— Goal of the exercise —
The exercise asks you to copy every line below in which "content" appears.
*** Task data ***
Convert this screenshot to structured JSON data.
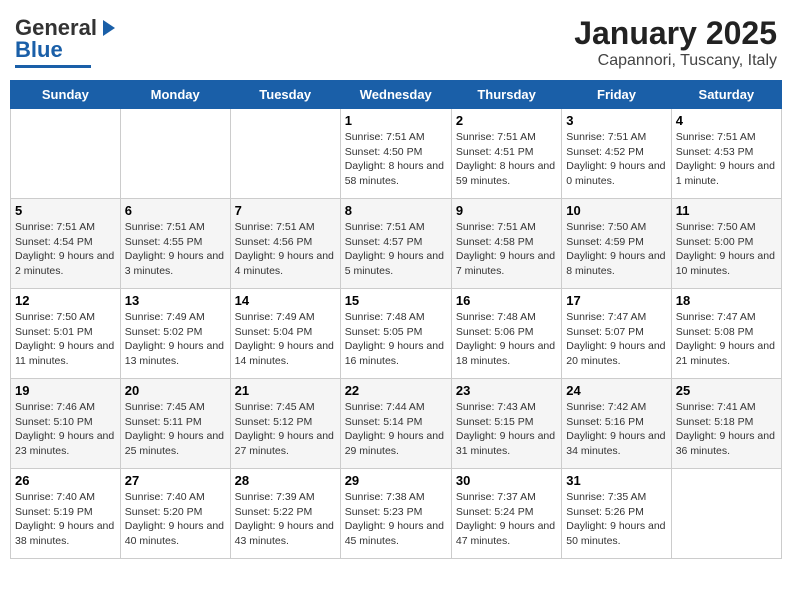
{
  "header": {
    "logo_general": "General",
    "logo_blue": "Blue",
    "title": "January 2025",
    "subtitle": "Capannori, Tuscany, Italy"
  },
  "days_of_week": [
    "Sunday",
    "Monday",
    "Tuesday",
    "Wednesday",
    "Thursday",
    "Friday",
    "Saturday"
  ],
  "weeks": [
    [
      {
        "day": "",
        "sunrise": "",
        "sunset": "",
        "daylight": ""
      },
      {
        "day": "",
        "sunrise": "",
        "sunset": "",
        "daylight": ""
      },
      {
        "day": "",
        "sunrise": "",
        "sunset": "",
        "daylight": ""
      },
      {
        "day": "1",
        "sunrise": "Sunrise: 7:51 AM",
        "sunset": "Sunset: 4:50 PM",
        "daylight": "Daylight: 8 hours and 58 minutes."
      },
      {
        "day": "2",
        "sunrise": "Sunrise: 7:51 AM",
        "sunset": "Sunset: 4:51 PM",
        "daylight": "Daylight: 8 hours and 59 minutes."
      },
      {
        "day": "3",
        "sunrise": "Sunrise: 7:51 AM",
        "sunset": "Sunset: 4:52 PM",
        "daylight": "Daylight: 9 hours and 0 minutes."
      },
      {
        "day": "4",
        "sunrise": "Sunrise: 7:51 AM",
        "sunset": "Sunset: 4:53 PM",
        "daylight": "Daylight: 9 hours and 1 minute."
      }
    ],
    [
      {
        "day": "5",
        "sunrise": "Sunrise: 7:51 AM",
        "sunset": "Sunset: 4:54 PM",
        "daylight": "Daylight: 9 hours and 2 minutes."
      },
      {
        "day": "6",
        "sunrise": "Sunrise: 7:51 AM",
        "sunset": "Sunset: 4:55 PM",
        "daylight": "Daylight: 9 hours and 3 minutes."
      },
      {
        "day": "7",
        "sunrise": "Sunrise: 7:51 AM",
        "sunset": "Sunset: 4:56 PM",
        "daylight": "Daylight: 9 hours and 4 minutes."
      },
      {
        "day": "8",
        "sunrise": "Sunrise: 7:51 AM",
        "sunset": "Sunset: 4:57 PM",
        "daylight": "Daylight: 9 hours and 5 minutes."
      },
      {
        "day": "9",
        "sunrise": "Sunrise: 7:51 AM",
        "sunset": "Sunset: 4:58 PM",
        "daylight": "Daylight: 9 hours and 7 minutes."
      },
      {
        "day": "10",
        "sunrise": "Sunrise: 7:50 AM",
        "sunset": "Sunset: 4:59 PM",
        "daylight": "Daylight: 9 hours and 8 minutes."
      },
      {
        "day": "11",
        "sunrise": "Sunrise: 7:50 AM",
        "sunset": "Sunset: 5:00 PM",
        "daylight": "Daylight: 9 hours and 10 minutes."
      }
    ],
    [
      {
        "day": "12",
        "sunrise": "Sunrise: 7:50 AM",
        "sunset": "Sunset: 5:01 PM",
        "daylight": "Daylight: 9 hours and 11 minutes."
      },
      {
        "day": "13",
        "sunrise": "Sunrise: 7:49 AM",
        "sunset": "Sunset: 5:02 PM",
        "daylight": "Daylight: 9 hours and 13 minutes."
      },
      {
        "day": "14",
        "sunrise": "Sunrise: 7:49 AM",
        "sunset": "Sunset: 5:04 PM",
        "daylight": "Daylight: 9 hours and 14 minutes."
      },
      {
        "day": "15",
        "sunrise": "Sunrise: 7:48 AM",
        "sunset": "Sunset: 5:05 PM",
        "daylight": "Daylight: 9 hours and 16 minutes."
      },
      {
        "day": "16",
        "sunrise": "Sunrise: 7:48 AM",
        "sunset": "Sunset: 5:06 PM",
        "daylight": "Daylight: 9 hours and 18 minutes."
      },
      {
        "day": "17",
        "sunrise": "Sunrise: 7:47 AM",
        "sunset": "Sunset: 5:07 PM",
        "daylight": "Daylight: 9 hours and 20 minutes."
      },
      {
        "day": "18",
        "sunrise": "Sunrise: 7:47 AM",
        "sunset": "Sunset: 5:08 PM",
        "daylight": "Daylight: 9 hours and 21 minutes."
      }
    ],
    [
      {
        "day": "19",
        "sunrise": "Sunrise: 7:46 AM",
        "sunset": "Sunset: 5:10 PM",
        "daylight": "Daylight: 9 hours and 23 minutes."
      },
      {
        "day": "20",
        "sunrise": "Sunrise: 7:45 AM",
        "sunset": "Sunset: 5:11 PM",
        "daylight": "Daylight: 9 hours and 25 minutes."
      },
      {
        "day": "21",
        "sunrise": "Sunrise: 7:45 AM",
        "sunset": "Sunset: 5:12 PM",
        "daylight": "Daylight: 9 hours and 27 minutes."
      },
      {
        "day": "22",
        "sunrise": "Sunrise: 7:44 AM",
        "sunset": "Sunset: 5:14 PM",
        "daylight": "Daylight: 9 hours and 29 minutes."
      },
      {
        "day": "23",
        "sunrise": "Sunrise: 7:43 AM",
        "sunset": "Sunset: 5:15 PM",
        "daylight": "Daylight: 9 hours and 31 minutes."
      },
      {
        "day": "24",
        "sunrise": "Sunrise: 7:42 AM",
        "sunset": "Sunset: 5:16 PM",
        "daylight": "Daylight: 9 hours and 34 minutes."
      },
      {
        "day": "25",
        "sunrise": "Sunrise: 7:41 AM",
        "sunset": "Sunset: 5:18 PM",
        "daylight": "Daylight: 9 hours and 36 minutes."
      }
    ],
    [
      {
        "day": "26",
        "sunrise": "Sunrise: 7:40 AM",
        "sunset": "Sunset: 5:19 PM",
        "daylight": "Daylight: 9 hours and 38 minutes."
      },
      {
        "day": "27",
        "sunrise": "Sunrise: 7:40 AM",
        "sunset": "Sunset: 5:20 PM",
        "daylight": "Daylight: 9 hours and 40 minutes."
      },
      {
        "day": "28",
        "sunrise": "Sunrise: 7:39 AM",
        "sunset": "Sunset: 5:22 PM",
        "daylight": "Daylight: 9 hours and 43 minutes."
      },
      {
        "day": "29",
        "sunrise": "Sunrise: 7:38 AM",
        "sunset": "Sunset: 5:23 PM",
        "daylight": "Daylight: 9 hours and 45 minutes."
      },
      {
        "day": "30",
        "sunrise": "Sunrise: 7:37 AM",
        "sunset": "Sunset: 5:24 PM",
        "daylight": "Daylight: 9 hours and 47 minutes."
      },
      {
        "day": "31",
        "sunrise": "Sunrise: 7:35 AM",
        "sunset": "Sunset: 5:26 PM",
        "daylight": "Daylight: 9 hours and 50 minutes."
      },
      {
        "day": "",
        "sunrise": "",
        "sunset": "",
        "daylight": ""
      }
    ]
  ]
}
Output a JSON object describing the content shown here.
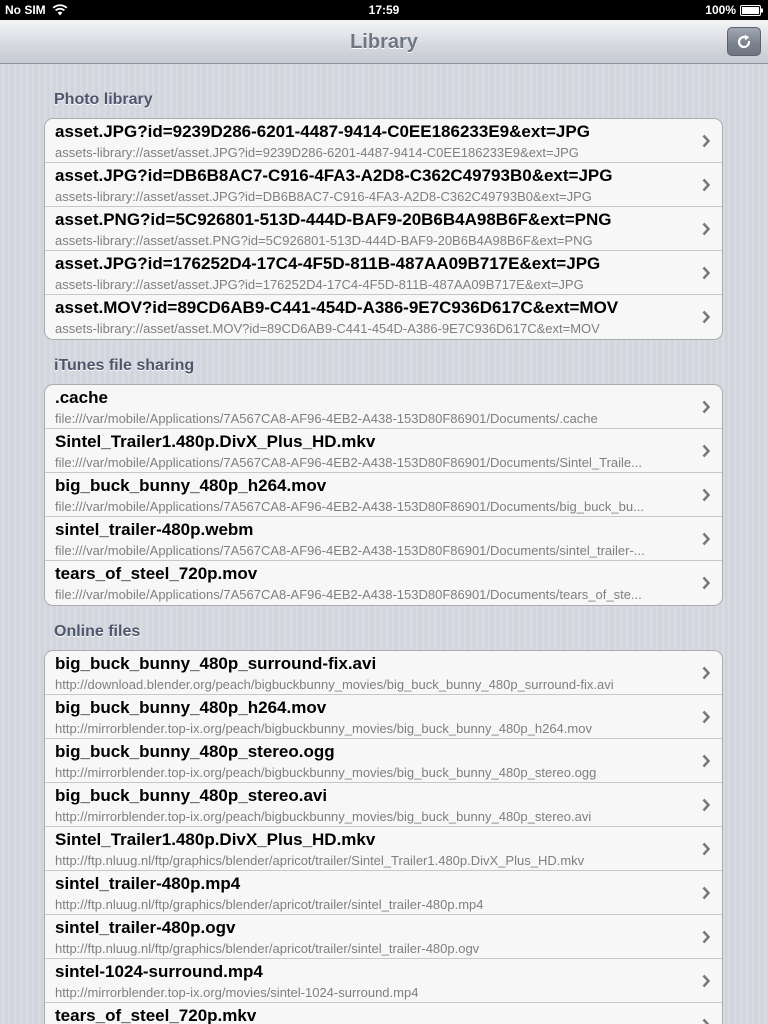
{
  "status": {
    "carrier": "No SIM",
    "time": "17:59",
    "battery": "100%"
  },
  "nav": {
    "title": "Library",
    "refresh_icon": "refresh-icon"
  },
  "photo_library": {
    "header": "Photo library",
    "items": [
      {
        "title": "asset.JPG?id=9239D286-6201-4487-9414-C0EE186233E9&ext=JPG",
        "subtitle": "assets-library://asset/asset.JPG?id=9239D286-6201-4487-9414-C0EE186233E9&ext=JPG"
      },
      {
        "title": "asset.JPG?id=DB6B8AC7-C916-4FA3-A2D8-C362C49793B0&ext=JPG",
        "subtitle": "assets-library://asset/asset.JPG?id=DB6B8AC7-C916-4FA3-A2D8-C362C49793B0&ext=JPG"
      },
      {
        "title": "asset.PNG?id=5C926801-513D-444D-BAF9-20B6B4A98B6F&ext=PNG",
        "subtitle": "assets-library://asset/asset.PNG?id=5C926801-513D-444D-BAF9-20B6B4A98B6F&ext=PNG"
      },
      {
        "title": "asset.JPG?id=176252D4-17C4-4F5D-811B-487AA09B717E&ext=JPG",
        "subtitle": "assets-library://asset/asset.JPG?id=176252D4-17C4-4F5D-811B-487AA09B717E&ext=JPG"
      },
      {
        "title": "asset.MOV?id=89CD6AB9-C441-454D-A386-9E7C936D617C&ext=MOV",
        "subtitle": "assets-library://asset/asset.MOV?id=89CD6AB9-C441-454D-A386-9E7C936D617C&ext=MOV"
      }
    ]
  },
  "itunes_sharing": {
    "header": "iTunes file sharing",
    "items": [
      {
        "title": ".cache",
        "subtitle": "file:///var/mobile/Applications/7A567CA8-AF96-4EB2-A438-153D80F86901/Documents/.cache"
      },
      {
        "title": "Sintel_Trailer1.480p.DivX_Plus_HD.mkv",
        "subtitle": "file:///var/mobile/Applications/7A567CA8-AF96-4EB2-A438-153D80F86901/Documents/Sintel_Traile..."
      },
      {
        "title": "big_buck_bunny_480p_h264.mov",
        "subtitle": "file:///var/mobile/Applications/7A567CA8-AF96-4EB2-A438-153D80F86901/Documents/big_buck_bu..."
      },
      {
        "title": "sintel_trailer-480p.webm",
        "subtitle": "file:///var/mobile/Applications/7A567CA8-AF96-4EB2-A438-153D80F86901/Documents/sintel_trailer-..."
      },
      {
        "title": "tears_of_steel_720p.mov",
        "subtitle": "file:///var/mobile/Applications/7A567CA8-AF96-4EB2-A438-153D80F86901/Documents/tears_of_ste..."
      }
    ]
  },
  "online_files": {
    "header": "Online files",
    "items": [
      {
        "title": "big_buck_bunny_480p_surround-fix.avi",
        "subtitle": "http://download.blender.org/peach/bigbuckbunny_movies/big_buck_bunny_480p_surround-fix.avi"
      },
      {
        "title": "big_buck_bunny_480p_h264.mov",
        "subtitle": "http://mirrorblender.top-ix.org/peach/bigbuckbunny_movies/big_buck_bunny_480p_h264.mov"
      },
      {
        "title": "big_buck_bunny_480p_stereo.ogg",
        "subtitle": "http://mirrorblender.top-ix.org/peach/bigbuckbunny_movies/big_buck_bunny_480p_stereo.ogg"
      },
      {
        "title": "big_buck_bunny_480p_stereo.avi",
        "subtitle": "http://mirrorblender.top-ix.org/peach/bigbuckbunny_movies/big_buck_bunny_480p_stereo.avi"
      },
      {
        "title": "Sintel_Trailer1.480p.DivX_Plus_HD.mkv",
        "subtitle": "http://ftp.nluug.nl/ftp/graphics/blender/apricot/trailer/Sintel_Trailer1.480p.DivX_Plus_HD.mkv"
      },
      {
        "title": "sintel_trailer-480p.mp4",
        "subtitle": "http://ftp.nluug.nl/ftp/graphics/blender/apricot/trailer/sintel_trailer-480p.mp4"
      },
      {
        "title": "sintel_trailer-480p.ogv",
        "subtitle": "http://ftp.nluug.nl/ftp/graphics/blender/apricot/trailer/sintel_trailer-480p.ogv"
      },
      {
        "title": "sintel-1024-surround.mp4",
        "subtitle": "http://mirrorblender.top-ix.org/movies/sintel-1024-surround.mp4"
      },
      {
        "title": "tears_of_steel_720p.mkv",
        "subtitle": ""
      }
    ]
  }
}
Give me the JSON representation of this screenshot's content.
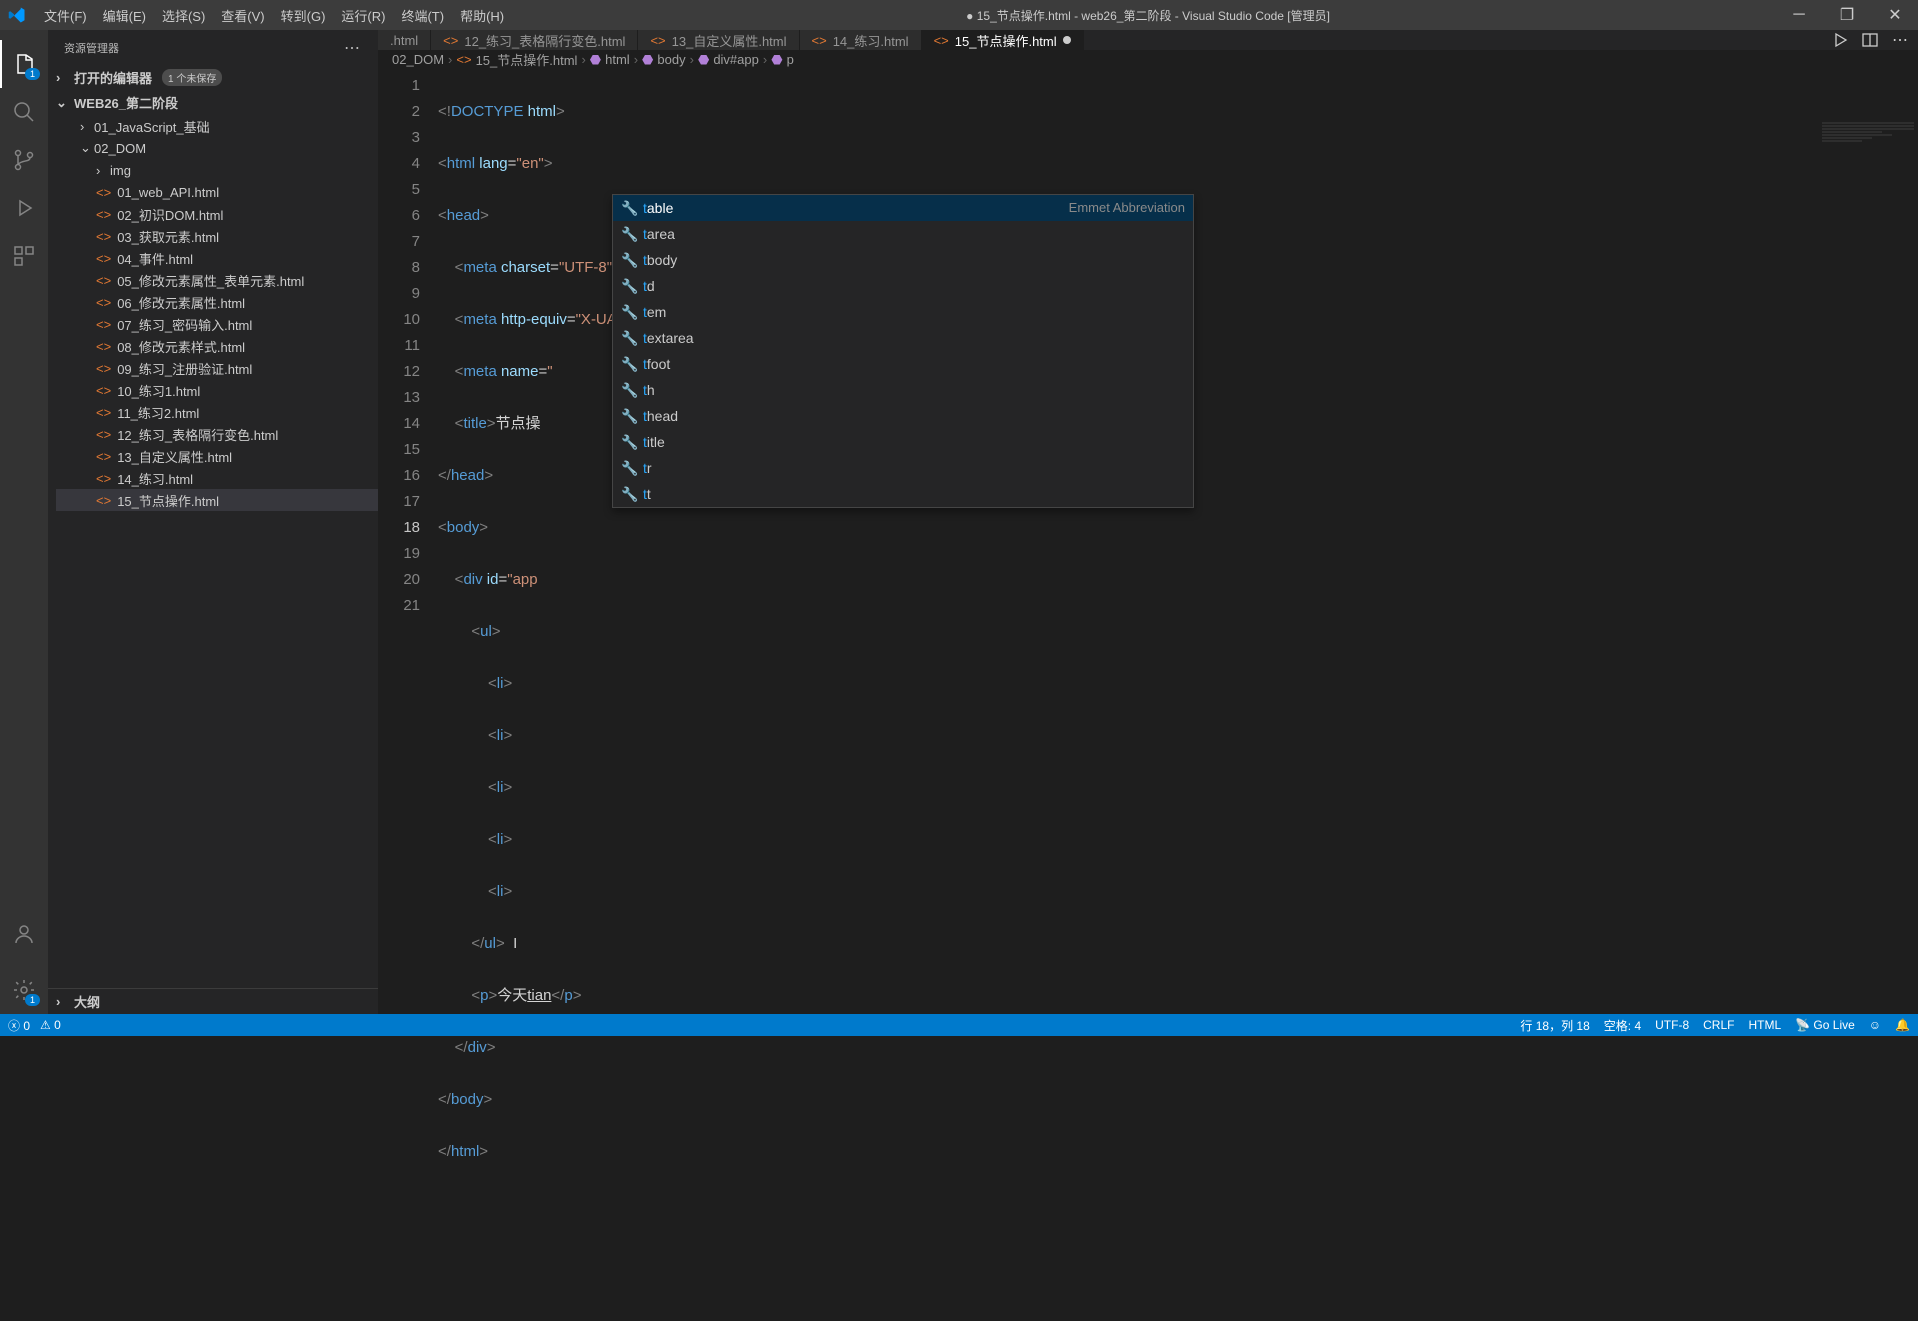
{
  "titlebar": {
    "menus": [
      "文件(F)",
      "编辑(E)",
      "选择(S)",
      "查看(V)",
      "转到(G)",
      "运行(R)",
      "终端(T)",
      "帮助(H)"
    ],
    "title": "● 15_节点操作.html - web26_第二阶段 - Visual Studio Code [管理员]"
  },
  "activity": {
    "badge_explorer": "1",
    "badge_settings": "1"
  },
  "sidebar": {
    "title": "资源管理器",
    "open_editors": "打开的编辑器",
    "open_editors_badge": "1 个未保存",
    "workspace": "WEB26_第二阶段",
    "folders": [
      {
        "name": "01_JavaScript_基础",
        "depth": 1,
        "expanded": false
      },
      {
        "name": "02_DOM",
        "depth": 1,
        "expanded": true
      },
      {
        "name": "img",
        "depth": 2,
        "expanded": false
      }
    ],
    "files": [
      "01_web_API.html",
      "02_初识DOM.html",
      "03_获取元素.html",
      "04_事件.html",
      "05_修改元素属性_表单元素.html",
      "06_修改元素属性.html",
      "07_练习_密码输入.html",
      "08_修改元素样式.html",
      "09_练习_注册验证.html",
      "10_练习1.html",
      "11_练习2.html",
      "12_练习_表格隔行变色.html",
      "13_自定义属性.html",
      "14_练习.html",
      "15_节点操作.html"
    ],
    "active_file": "15_节点操作.html",
    "outline": "大纲"
  },
  "tabs": {
    "items": [
      {
        "label": ".html",
        "modified": false,
        "partial": true
      },
      {
        "label": "12_练习_表格隔行变色.html",
        "modified": false
      },
      {
        "label": "13_自定义属性.html",
        "modified": false
      },
      {
        "label": "14_练习.html",
        "modified": false
      },
      {
        "label": "15_节点操作.html",
        "modified": true,
        "active": true
      }
    ]
  },
  "breadcrumb": {
    "parts": [
      "02_DOM",
      "15_节点操作.html",
      "html",
      "body",
      "div#app",
      "p"
    ]
  },
  "code": {
    "line_count": 21,
    "active_line": 18,
    "lines": {
      "l1": "<!DOCTYPE html>",
      "l3_open": "<head>",
      "l7_title_text": "节点操",
      "l8_close": "</head>",
      "l9_open": "<body>",
      "l18_text": "今天",
      "l18_typed": "tian",
      "l19_close": "</div>",
      "l20_close": "</body>",
      "l21_close": "</html>"
    }
  },
  "suggest": {
    "hint": "Emmet Abbreviation",
    "items": [
      "table",
      "tarea",
      "tbody",
      "td",
      "tem",
      "textarea",
      "tfoot",
      "th",
      "thead",
      "title",
      "tr",
      "tt"
    ]
  },
  "status": {
    "errors": "0",
    "warnings": "0",
    "cursor": "行 18，列 18",
    "spaces": "空格: 4",
    "encoding": "UTF-8",
    "eol": "CRLF",
    "lang": "HTML",
    "golive": "Go Live",
    "bell": "🔔"
  }
}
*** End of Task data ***
— Solution to this exercise —
Output a JSON object describing the content shown here.
Give me the JSON representation of this screenshot's content.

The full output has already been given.